───── Records to use ─────
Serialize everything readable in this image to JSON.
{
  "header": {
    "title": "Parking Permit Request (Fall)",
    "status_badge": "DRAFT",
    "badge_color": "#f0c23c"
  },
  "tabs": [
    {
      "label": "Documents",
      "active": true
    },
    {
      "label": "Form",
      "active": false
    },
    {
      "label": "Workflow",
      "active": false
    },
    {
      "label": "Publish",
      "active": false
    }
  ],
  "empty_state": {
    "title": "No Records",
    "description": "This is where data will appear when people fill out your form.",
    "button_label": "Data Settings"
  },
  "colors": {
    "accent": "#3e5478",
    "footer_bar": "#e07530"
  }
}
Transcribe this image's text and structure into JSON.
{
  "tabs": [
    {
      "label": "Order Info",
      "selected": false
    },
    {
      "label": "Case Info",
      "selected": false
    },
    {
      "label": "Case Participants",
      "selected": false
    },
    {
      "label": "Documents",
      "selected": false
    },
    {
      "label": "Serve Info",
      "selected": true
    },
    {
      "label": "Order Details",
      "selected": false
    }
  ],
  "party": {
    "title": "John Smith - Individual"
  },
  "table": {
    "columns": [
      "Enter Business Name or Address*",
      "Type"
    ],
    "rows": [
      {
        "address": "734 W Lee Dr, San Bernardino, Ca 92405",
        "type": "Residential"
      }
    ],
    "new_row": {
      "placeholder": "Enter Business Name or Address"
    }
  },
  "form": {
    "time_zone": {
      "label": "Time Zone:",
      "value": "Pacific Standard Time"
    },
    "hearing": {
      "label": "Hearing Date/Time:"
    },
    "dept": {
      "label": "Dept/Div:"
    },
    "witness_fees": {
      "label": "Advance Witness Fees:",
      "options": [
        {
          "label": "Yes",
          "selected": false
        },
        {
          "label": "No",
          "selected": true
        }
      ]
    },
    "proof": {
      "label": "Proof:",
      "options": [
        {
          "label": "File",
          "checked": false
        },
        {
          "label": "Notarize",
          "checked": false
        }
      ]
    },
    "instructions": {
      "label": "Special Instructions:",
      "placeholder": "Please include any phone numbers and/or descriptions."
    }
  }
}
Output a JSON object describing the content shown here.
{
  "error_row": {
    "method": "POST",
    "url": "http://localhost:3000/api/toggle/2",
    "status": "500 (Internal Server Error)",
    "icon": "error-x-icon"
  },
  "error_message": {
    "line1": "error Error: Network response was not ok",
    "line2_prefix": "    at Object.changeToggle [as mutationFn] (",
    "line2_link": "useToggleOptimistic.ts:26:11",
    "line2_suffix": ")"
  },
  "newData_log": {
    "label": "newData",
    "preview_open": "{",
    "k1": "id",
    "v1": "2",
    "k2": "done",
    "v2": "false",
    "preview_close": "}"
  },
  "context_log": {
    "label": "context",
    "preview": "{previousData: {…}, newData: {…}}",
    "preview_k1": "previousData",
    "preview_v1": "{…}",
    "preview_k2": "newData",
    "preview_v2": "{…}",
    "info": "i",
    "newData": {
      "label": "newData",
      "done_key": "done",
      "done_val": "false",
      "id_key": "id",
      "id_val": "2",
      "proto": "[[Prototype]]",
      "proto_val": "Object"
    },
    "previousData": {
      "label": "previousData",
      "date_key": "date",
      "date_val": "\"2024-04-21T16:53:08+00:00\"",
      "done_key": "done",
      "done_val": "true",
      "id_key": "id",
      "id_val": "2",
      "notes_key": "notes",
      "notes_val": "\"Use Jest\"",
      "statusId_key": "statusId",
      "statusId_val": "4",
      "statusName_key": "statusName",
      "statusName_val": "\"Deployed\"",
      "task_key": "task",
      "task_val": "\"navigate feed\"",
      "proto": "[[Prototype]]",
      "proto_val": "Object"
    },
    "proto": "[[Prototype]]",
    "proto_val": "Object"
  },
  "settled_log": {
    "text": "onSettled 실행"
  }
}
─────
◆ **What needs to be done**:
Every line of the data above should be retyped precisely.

◆ **Answer for this exercise**:
Serialize everything readable in this image to JSON.
{
  "header": {
    "title": "Parking Permit Request (Fall)",
    "status_badge": "DRAFT",
    "badge_color": "#f0c23c"
  },
  "tabs": [
    {
      "label": "Documents",
      "active": true
    },
    {
      "label": "Form",
      "active": false
    },
    {
      "label": "Workflow",
      "active": false
    },
    {
      "label": "Publish",
      "active": false
    }
  ],
  "empty_state": {
    "title": "No Records",
    "description": "This is where data will appear when people fill out your form.",
    "button_label": "Data Settings"
  },
  "colors": {
    "accent": "#3e5478",
    "footer_bar": "#e07530"
  }
}
Transcribe this image's text and structure into JSON.
{
  "tabs": [
    {
      "label": "Order Info",
      "selected": false
    },
    {
      "label": "Case Info",
      "selected": false
    },
    {
      "label": "Case Participants",
      "selected": false
    },
    {
      "label": "Documents",
      "selected": false
    },
    {
      "label": "Serve Info",
      "selected": true
    },
    {
      "label": "Order Details",
      "selected": false
    }
  ],
  "party": {
    "title": "John Smith - Individual"
  },
  "table": {
    "columns": [
      "Enter Business Name or Address*",
      "Type"
    ],
    "rows": [
      {
        "address": "734 W Lee Dr, San Bernardino, Ca 92405",
        "type": "Residential"
      }
    ],
    "new_row": {
      "placeholder": "Enter Business Name or Address"
    }
  },
  "form": {
    "time_zone": {
      "label": "Time Zone:",
      "value": "Pacific Standard Time"
    },
    "hearing": {
      "label": "Hearing Date/Time:"
    },
    "dept": {
      "label": "Dept/Div:"
    },
    "witness_fees": {
      "label": "Advance Witness Fees:",
      "options": [
        {
          "label": "Yes",
          "selected": false
        },
        {
          "label": "No",
          "selected": true
        }
      ]
    },
    "proof": {
      "label": "Proof:",
      "options": [
        {
          "label": "File",
          "checked": false
        },
        {
          "label": "Notarize",
          "checked": false
        }
      ]
    },
    "instructions": {
      "label": "Special Instructions:",
      "placeholder": "Please include any phone numbers and/or descriptions."
    }
  }
}
Output a JSON object describing the content shown here.
{
  "error_row": {
    "method": "POST",
    "url": "http://localhost:3000/api/toggle/2",
    "status": "500 (Internal Server Error)",
    "icon": "error-x-icon"
  },
  "error_message": {
    "line1": "error Error: Network response was not ok",
    "line2_prefix": "    at Object.changeToggle [as mutationFn] (",
    "line2_link": "useToggleOptimistic.ts:26:11",
    "line2_suffix": ")"
  },
  "newData_log": {
    "label": "newData",
    "preview_open": "{",
    "k1": "id",
    "v1": "2",
    "k2": "done",
    "v2": "false",
    "preview_close": "}"
  },
  "context_log": {
    "label": "context",
    "preview": "{previousData: {…}, newData: {…}}",
    "preview_k1": "previousData",
    "preview_v1": "{…}",
    "preview_k2": "newData",
    "preview_v2": "{…}",
    "info": "i",
    "newData": {
      "label": "newData",
      "done_key": "done",
      "done_val": "false",
      "id_key": "id",
      "id_val": "2",
      "proto": "[[Prototype]]",
      "proto_val": "Object"
    },
    "previousData": {
      "label": "previousData",
      "date_key": "date",
      "date_val": "\"2024-04-21T16:53:08+00:00\"",
      "done_key": "done",
      "done_val": "true",
      "id_key": "id",
      "id_val": "2",
      "notes_key": "notes",
      "notes_val": "\"Use Jest\"",
      "statusId_key": "statusId",
      "statusId_val": "4",
      "statusName_key": "statusName",
      "statusName_val": "\"Deployed\"",
      "task_key": "task",
      "task_val": "\"navigate feed\"",
      "proto": "[[Prototype]]",
      "proto_val": "Object"
    },
    "proto": "[[Prototype]]",
    "proto_val": "Object"
  },
  "settled_log": {
    "text": "onSettled 실행"
  }
}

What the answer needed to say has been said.